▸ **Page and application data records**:
************

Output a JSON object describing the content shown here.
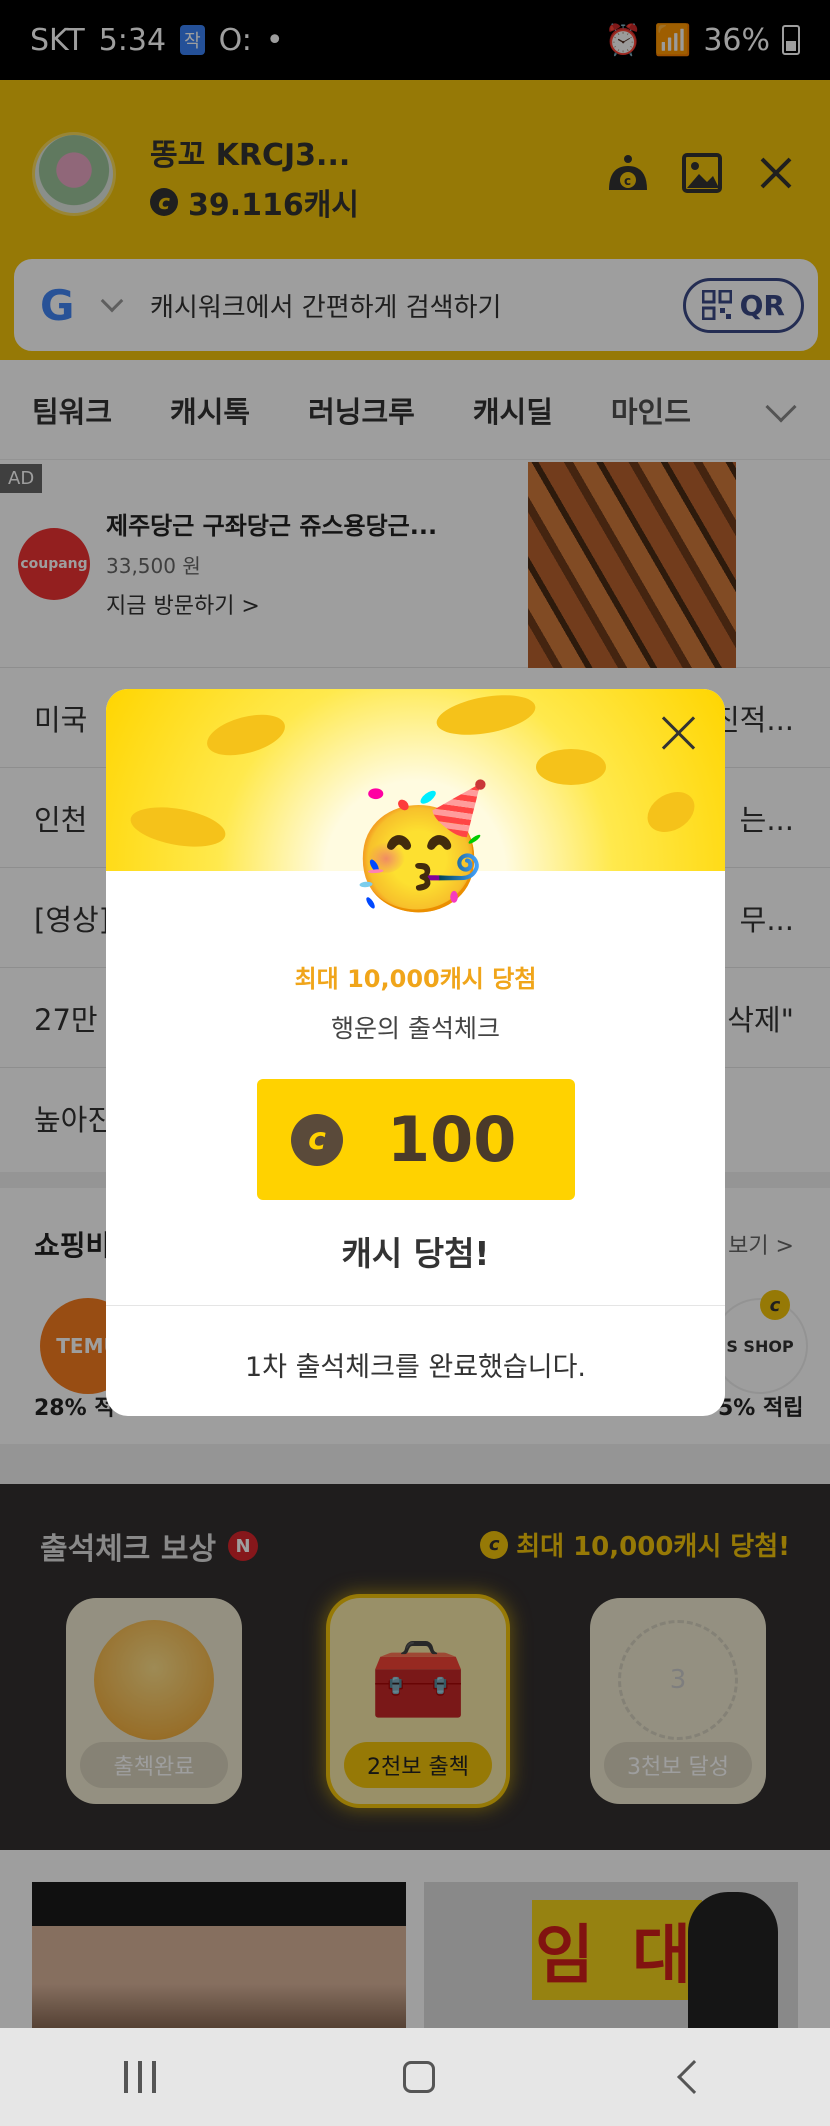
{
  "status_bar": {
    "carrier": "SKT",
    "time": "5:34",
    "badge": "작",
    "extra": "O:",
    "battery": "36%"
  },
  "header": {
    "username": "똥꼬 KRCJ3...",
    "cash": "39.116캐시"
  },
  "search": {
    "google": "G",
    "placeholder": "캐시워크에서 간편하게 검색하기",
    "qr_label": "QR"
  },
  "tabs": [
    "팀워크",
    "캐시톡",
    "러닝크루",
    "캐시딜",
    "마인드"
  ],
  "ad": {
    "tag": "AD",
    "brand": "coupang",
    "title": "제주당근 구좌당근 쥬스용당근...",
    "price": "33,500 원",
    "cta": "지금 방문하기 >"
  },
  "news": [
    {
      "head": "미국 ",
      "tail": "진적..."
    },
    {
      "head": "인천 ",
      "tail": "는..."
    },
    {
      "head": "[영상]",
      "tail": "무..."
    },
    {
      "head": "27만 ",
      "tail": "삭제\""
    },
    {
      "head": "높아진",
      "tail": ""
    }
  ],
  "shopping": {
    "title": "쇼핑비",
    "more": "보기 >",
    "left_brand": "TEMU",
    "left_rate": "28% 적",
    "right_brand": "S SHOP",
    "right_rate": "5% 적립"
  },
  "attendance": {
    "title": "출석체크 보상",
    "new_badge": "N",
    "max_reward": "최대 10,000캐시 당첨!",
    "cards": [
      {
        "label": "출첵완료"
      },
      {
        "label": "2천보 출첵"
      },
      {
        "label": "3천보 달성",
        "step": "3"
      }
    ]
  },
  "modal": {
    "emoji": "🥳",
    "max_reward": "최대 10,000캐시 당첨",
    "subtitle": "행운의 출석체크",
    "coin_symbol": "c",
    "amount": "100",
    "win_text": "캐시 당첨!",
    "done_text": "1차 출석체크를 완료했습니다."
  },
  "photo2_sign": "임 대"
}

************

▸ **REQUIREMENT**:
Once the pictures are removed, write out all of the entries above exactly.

▸ **EXERCISE SOLUTION**:
Output a JSON object describing the content shown here.
{
  "status_bar": {
    "carrier": "SKT",
    "time": "5:34",
    "badge": "작",
    "extra": "O:",
    "battery": "36%"
  },
  "header": {
    "username": "똥꼬 KRCJ3...",
    "cash": "39.116캐시"
  },
  "search": {
    "google": "G",
    "placeholder": "캐시워크에서 간편하게 검색하기",
    "qr_label": "QR"
  },
  "tabs": [
    "팀워크",
    "캐시톡",
    "러닝크루",
    "캐시딜",
    "마인드"
  ],
  "ad": {
    "tag": "AD",
    "brand": "coupang",
    "title": "제주당근 구좌당근 쥬스용당근...",
    "price": "33,500 원",
    "cta": "지금 방문하기 >"
  },
  "news": [
    {
      "head": "미국 ",
      "tail": "진적..."
    },
    {
      "head": "인천 ",
      "tail": "는..."
    },
    {
      "head": "[영상]",
      "tail": "무..."
    },
    {
      "head": "27만 ",
      "tail": "삭제\""
    },
    {
      "head": "높아진",
      "tail": ""
    }
  ],
  "shopping": {
    "title": "쇼핑비",
    "more": "보기 >",
    "left_brand": "TEMU",
    "left_rate": "28% 적",
    "right_brand": "S SHOP",
    "right_rate": "5% 적립"
  },
  "attendance": {
    "title": "출석체크 보상",
    "new_badge": "N",
    "max_reward": "최대 10,000캐시 당첨!",
    "cards": [
      {
        "label": "출첵완료"
      },
      {
        "label": "2천보 출첵"
      },
      {
        "label": "3천보 달성",
        "step": "3"
      }
    ]
  },
  "modal": {
    "emoji": "🥳",
    "max_reward": "최대 10,000캐시 당첨",
    "subtitle": "행운의 출석체크",
    "coin_symbol": "c",
    "amount": "100",
    "win_text": "캐시 당첨!",
    "done_text": "1차 출석체크를 완료했습니다."
  },
  "photo2_sign": "임 대"
}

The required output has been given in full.